The Heart of a Woman offers the first-ever biography of Florence B. Price, a composer whose career spanned both the Harlem and Chicago Renaissances, and the first African American woman to gain national recognition for her works.
Price's twenty-five years in Chicago formed the core of a working life that saw her create three hundred works in diverse genres, including symphonies and orchestral suites, art songs, vocal and choral music, and arrangements of spirituals. Through interviews and a wealth of material from public and private archives, Rae Linda Brown illuminates Price's major works while exploring the considerable depth of her achievement. Brown also traces the life of the extremely private individual from her childhood in Little Rock through her time at the New England Conservatory, her extensive teaching, and her struggles with racism, poverty, and professional jealousies. In addition, Brown provides musicians and scholars with dozens of musical examples.
Foreword by Guthrie P. Ramsey Jr.
Part I: Southern Roots
1. Family Ties
2. Little Rock: “The Negro Paradise”
3. The Pursuit of Education: Elementary and High School
4. The New England Conservatory of Music
5. Return to Little Rock
6. Clark University and Marriage
Part II: The “Dean” of Negro Composers of the Midwest
7. VeeJay and the Black Metropolis
8. "My Soul’s Been Anchored in de Lord"
9. Black Satin Clothes at the Fair
10. Spirituals to Symphonies: A Century of Progress
11. The Symphony in E Minor
12. O Sing a New Song
13. The Piano Concerto in One Movement
14. Performing Again
15. Professional Recognition: Reconciling Gender, Class, and Race
16. The WPA Years
17. The Chicago Renaissance
18. The Symphony No. 3
19. Final Years: The Heart of a Woman
Afterword by Carlene J. Brown
For Further Reading
"A rich contribution to Arkansas cultural history." --Arkansas Historical Quarterly
"The Heart of a Woman thus conveys the tenacity and resilience of two groundbreaking practitioners: it is the culmination of a lifetime's scholarship and the first monograph to tell Price's story in such depth and breadth. . . . A call to take Brown's work forward, to make audible the fullness of Price's compositional voice, and to render this resurgence into permanent visibility." --Journal of American Musicological Society

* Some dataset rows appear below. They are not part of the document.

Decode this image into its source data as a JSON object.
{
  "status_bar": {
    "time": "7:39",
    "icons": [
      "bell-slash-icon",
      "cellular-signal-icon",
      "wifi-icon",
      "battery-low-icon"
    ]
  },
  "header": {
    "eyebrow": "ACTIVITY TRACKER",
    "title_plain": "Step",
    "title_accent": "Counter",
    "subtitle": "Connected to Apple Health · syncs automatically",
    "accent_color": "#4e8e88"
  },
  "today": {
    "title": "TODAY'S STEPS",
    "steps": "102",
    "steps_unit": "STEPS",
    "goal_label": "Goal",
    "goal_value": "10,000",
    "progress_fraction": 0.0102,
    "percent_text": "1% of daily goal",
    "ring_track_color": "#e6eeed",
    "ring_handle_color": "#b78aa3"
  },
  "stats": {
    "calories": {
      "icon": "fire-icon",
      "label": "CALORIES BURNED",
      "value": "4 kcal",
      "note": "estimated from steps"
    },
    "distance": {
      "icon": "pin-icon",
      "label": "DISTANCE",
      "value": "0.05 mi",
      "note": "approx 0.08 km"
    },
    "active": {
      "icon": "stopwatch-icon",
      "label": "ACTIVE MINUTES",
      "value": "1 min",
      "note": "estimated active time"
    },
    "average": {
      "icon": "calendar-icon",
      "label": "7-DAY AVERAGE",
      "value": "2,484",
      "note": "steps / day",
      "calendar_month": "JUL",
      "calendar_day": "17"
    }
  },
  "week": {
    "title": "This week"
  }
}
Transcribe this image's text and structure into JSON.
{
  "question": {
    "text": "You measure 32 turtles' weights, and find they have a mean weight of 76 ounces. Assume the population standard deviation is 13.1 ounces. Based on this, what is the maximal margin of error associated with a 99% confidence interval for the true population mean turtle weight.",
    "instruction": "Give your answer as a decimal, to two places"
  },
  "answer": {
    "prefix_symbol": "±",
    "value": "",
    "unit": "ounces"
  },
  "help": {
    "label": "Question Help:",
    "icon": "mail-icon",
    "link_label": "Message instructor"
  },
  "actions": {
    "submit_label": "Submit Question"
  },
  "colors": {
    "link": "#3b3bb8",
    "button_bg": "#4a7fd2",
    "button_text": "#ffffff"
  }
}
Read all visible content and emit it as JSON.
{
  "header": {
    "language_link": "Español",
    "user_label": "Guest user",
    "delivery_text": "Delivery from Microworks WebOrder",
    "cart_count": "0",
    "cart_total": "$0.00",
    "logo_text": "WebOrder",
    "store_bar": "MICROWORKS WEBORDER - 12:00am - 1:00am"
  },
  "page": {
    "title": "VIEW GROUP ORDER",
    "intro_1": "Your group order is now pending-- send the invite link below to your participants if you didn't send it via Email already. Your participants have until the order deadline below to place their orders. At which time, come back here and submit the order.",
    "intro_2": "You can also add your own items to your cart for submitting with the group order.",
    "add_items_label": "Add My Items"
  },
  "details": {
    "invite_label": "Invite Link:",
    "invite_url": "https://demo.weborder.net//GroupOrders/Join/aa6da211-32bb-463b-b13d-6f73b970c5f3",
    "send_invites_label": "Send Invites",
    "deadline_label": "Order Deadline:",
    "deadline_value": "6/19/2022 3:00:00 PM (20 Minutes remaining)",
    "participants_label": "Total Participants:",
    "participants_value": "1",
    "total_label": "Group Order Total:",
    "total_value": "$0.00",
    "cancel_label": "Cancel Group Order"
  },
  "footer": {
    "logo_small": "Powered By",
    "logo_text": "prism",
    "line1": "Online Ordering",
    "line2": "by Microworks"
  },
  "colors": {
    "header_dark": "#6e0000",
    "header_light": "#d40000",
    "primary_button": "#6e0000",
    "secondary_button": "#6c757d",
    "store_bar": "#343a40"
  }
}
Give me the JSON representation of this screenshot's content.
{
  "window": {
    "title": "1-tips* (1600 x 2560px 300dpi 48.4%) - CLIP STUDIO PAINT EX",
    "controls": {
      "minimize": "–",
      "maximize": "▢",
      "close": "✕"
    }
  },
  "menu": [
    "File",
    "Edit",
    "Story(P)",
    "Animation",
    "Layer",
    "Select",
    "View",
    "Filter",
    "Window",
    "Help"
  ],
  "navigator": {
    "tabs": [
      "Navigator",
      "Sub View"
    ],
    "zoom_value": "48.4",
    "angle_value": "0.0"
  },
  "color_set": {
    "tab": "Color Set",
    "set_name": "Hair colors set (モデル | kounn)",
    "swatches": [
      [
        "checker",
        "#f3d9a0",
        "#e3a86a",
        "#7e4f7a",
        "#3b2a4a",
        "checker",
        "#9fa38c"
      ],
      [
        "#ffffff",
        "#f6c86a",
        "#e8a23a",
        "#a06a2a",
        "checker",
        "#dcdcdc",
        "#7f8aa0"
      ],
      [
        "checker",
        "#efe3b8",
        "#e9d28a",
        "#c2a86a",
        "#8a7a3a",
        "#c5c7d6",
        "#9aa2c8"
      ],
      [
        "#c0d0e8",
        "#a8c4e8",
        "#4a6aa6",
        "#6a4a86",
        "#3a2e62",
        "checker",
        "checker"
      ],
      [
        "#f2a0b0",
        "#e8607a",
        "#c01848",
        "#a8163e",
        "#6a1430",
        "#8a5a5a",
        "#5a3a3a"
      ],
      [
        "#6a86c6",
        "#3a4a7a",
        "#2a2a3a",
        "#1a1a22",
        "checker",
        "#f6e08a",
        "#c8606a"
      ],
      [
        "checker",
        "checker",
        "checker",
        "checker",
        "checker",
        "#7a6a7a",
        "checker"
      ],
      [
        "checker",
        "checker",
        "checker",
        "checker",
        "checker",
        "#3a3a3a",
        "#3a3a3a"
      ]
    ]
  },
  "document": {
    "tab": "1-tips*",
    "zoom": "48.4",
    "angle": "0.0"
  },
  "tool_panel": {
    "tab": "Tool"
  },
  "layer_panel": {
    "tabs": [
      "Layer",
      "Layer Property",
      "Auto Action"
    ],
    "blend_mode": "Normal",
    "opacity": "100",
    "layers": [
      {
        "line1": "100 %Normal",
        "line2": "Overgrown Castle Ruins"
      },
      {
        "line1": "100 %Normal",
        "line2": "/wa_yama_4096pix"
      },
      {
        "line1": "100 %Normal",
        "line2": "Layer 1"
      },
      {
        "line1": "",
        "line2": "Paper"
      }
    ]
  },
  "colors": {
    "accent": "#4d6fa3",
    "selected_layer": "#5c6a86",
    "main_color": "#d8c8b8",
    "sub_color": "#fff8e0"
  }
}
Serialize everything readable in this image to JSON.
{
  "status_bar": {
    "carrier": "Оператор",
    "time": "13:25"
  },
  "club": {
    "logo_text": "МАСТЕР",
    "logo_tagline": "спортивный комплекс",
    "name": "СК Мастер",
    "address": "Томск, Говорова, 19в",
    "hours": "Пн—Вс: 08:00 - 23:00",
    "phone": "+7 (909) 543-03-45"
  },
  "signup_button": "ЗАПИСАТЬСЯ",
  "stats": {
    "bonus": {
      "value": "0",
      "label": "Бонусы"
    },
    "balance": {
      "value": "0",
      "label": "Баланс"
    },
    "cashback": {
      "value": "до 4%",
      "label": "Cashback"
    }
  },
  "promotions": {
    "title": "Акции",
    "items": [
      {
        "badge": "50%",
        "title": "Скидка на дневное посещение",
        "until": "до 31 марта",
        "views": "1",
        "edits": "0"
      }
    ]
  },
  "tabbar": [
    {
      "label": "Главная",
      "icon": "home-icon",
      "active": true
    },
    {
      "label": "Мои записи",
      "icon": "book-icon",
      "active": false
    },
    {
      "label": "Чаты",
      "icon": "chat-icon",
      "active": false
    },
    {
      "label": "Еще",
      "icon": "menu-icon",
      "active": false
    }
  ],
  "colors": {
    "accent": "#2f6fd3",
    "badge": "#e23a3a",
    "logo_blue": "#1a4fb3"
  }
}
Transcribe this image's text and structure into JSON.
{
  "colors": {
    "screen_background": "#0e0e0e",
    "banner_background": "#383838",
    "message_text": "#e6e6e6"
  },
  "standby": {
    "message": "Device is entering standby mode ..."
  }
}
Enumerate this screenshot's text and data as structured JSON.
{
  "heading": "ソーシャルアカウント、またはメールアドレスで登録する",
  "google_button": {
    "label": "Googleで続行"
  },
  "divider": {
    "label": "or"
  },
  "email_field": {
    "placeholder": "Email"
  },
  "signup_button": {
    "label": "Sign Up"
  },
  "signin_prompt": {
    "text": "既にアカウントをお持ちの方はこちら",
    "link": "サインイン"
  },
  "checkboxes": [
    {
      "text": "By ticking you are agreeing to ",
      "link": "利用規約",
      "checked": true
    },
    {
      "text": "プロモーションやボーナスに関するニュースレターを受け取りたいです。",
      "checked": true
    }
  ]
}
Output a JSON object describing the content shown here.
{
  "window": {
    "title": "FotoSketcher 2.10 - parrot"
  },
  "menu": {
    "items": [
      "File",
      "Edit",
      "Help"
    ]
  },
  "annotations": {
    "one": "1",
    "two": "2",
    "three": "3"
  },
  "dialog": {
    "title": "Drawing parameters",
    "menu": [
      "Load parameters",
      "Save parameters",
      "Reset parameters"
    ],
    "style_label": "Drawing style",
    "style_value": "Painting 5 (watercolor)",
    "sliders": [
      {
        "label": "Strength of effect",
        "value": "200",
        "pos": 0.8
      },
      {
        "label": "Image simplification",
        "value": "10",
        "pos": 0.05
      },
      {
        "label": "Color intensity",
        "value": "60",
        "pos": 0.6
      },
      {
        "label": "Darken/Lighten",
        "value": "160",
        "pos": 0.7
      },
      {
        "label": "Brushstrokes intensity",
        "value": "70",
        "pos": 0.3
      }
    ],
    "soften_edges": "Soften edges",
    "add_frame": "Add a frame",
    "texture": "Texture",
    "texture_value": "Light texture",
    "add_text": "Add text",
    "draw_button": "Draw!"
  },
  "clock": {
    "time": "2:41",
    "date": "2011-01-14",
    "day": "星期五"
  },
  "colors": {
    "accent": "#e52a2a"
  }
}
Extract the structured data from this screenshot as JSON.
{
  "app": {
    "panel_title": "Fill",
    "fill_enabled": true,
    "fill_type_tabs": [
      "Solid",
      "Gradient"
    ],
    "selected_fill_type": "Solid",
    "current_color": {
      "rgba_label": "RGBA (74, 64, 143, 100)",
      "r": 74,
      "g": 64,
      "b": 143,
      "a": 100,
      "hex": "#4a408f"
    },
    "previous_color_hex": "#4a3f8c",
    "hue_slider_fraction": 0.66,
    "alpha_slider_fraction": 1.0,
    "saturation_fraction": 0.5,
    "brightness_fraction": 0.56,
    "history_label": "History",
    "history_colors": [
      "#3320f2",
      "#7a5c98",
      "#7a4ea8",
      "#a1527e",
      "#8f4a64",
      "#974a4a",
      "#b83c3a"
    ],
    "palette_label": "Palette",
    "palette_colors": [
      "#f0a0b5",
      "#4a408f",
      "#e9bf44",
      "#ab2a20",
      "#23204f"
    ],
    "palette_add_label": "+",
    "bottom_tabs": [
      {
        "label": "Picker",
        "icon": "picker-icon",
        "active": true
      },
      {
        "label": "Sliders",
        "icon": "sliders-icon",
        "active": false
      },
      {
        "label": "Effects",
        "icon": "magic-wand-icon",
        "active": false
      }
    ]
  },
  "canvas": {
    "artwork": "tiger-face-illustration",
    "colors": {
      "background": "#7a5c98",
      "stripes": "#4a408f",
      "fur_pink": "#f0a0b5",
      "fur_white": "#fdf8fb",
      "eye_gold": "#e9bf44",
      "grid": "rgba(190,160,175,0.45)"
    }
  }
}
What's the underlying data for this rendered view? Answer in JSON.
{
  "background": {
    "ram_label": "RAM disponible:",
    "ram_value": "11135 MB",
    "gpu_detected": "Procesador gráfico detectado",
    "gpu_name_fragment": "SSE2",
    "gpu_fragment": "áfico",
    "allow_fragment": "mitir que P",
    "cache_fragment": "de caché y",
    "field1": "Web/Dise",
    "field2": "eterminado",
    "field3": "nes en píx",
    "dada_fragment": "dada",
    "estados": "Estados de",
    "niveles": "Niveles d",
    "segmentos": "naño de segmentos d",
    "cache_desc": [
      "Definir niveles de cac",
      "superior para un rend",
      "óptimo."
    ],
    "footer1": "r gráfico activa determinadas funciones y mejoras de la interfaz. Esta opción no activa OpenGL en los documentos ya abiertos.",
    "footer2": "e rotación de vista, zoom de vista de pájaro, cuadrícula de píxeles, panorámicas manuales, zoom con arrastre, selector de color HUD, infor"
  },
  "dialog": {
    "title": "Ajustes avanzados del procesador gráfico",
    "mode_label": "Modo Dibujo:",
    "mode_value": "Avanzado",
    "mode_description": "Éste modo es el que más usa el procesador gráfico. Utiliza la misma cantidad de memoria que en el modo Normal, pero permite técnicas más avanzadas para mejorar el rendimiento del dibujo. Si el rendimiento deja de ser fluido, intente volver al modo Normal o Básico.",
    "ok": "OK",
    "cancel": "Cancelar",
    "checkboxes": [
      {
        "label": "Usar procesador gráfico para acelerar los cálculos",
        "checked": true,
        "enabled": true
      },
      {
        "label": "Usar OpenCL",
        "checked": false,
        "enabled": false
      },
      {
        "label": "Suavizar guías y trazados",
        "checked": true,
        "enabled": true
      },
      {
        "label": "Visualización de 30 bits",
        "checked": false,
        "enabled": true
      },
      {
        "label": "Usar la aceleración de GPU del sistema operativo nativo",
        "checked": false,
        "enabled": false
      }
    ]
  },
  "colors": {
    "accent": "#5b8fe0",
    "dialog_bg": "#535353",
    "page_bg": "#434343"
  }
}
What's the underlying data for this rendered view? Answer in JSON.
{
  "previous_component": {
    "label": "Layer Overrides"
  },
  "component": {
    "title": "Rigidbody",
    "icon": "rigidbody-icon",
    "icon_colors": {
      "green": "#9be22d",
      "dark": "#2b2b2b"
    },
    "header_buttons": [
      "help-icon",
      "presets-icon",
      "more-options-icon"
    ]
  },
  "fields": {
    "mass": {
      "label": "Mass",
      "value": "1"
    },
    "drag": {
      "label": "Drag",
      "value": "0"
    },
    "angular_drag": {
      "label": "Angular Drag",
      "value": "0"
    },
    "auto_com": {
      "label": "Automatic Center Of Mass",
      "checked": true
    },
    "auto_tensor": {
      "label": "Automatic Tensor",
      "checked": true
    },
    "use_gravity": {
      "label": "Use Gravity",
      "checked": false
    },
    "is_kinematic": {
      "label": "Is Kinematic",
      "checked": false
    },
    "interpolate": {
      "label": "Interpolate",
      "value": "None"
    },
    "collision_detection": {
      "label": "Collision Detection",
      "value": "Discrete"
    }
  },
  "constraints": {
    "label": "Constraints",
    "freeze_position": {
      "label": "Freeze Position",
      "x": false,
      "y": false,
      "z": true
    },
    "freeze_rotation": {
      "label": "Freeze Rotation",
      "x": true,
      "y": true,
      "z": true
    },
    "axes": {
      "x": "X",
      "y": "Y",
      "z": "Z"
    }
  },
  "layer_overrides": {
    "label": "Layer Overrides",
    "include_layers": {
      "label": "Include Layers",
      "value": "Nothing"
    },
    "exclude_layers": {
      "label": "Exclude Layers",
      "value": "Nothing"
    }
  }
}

"The Heart of a Woman is more than a biography. It is an interdisciplinary work whose analytical explorations of race, gender, and class in American classical music is anchored by extensive musicological, archival, and oral history research on one of America's most prolific twentieth-century composers." --Journal of African American History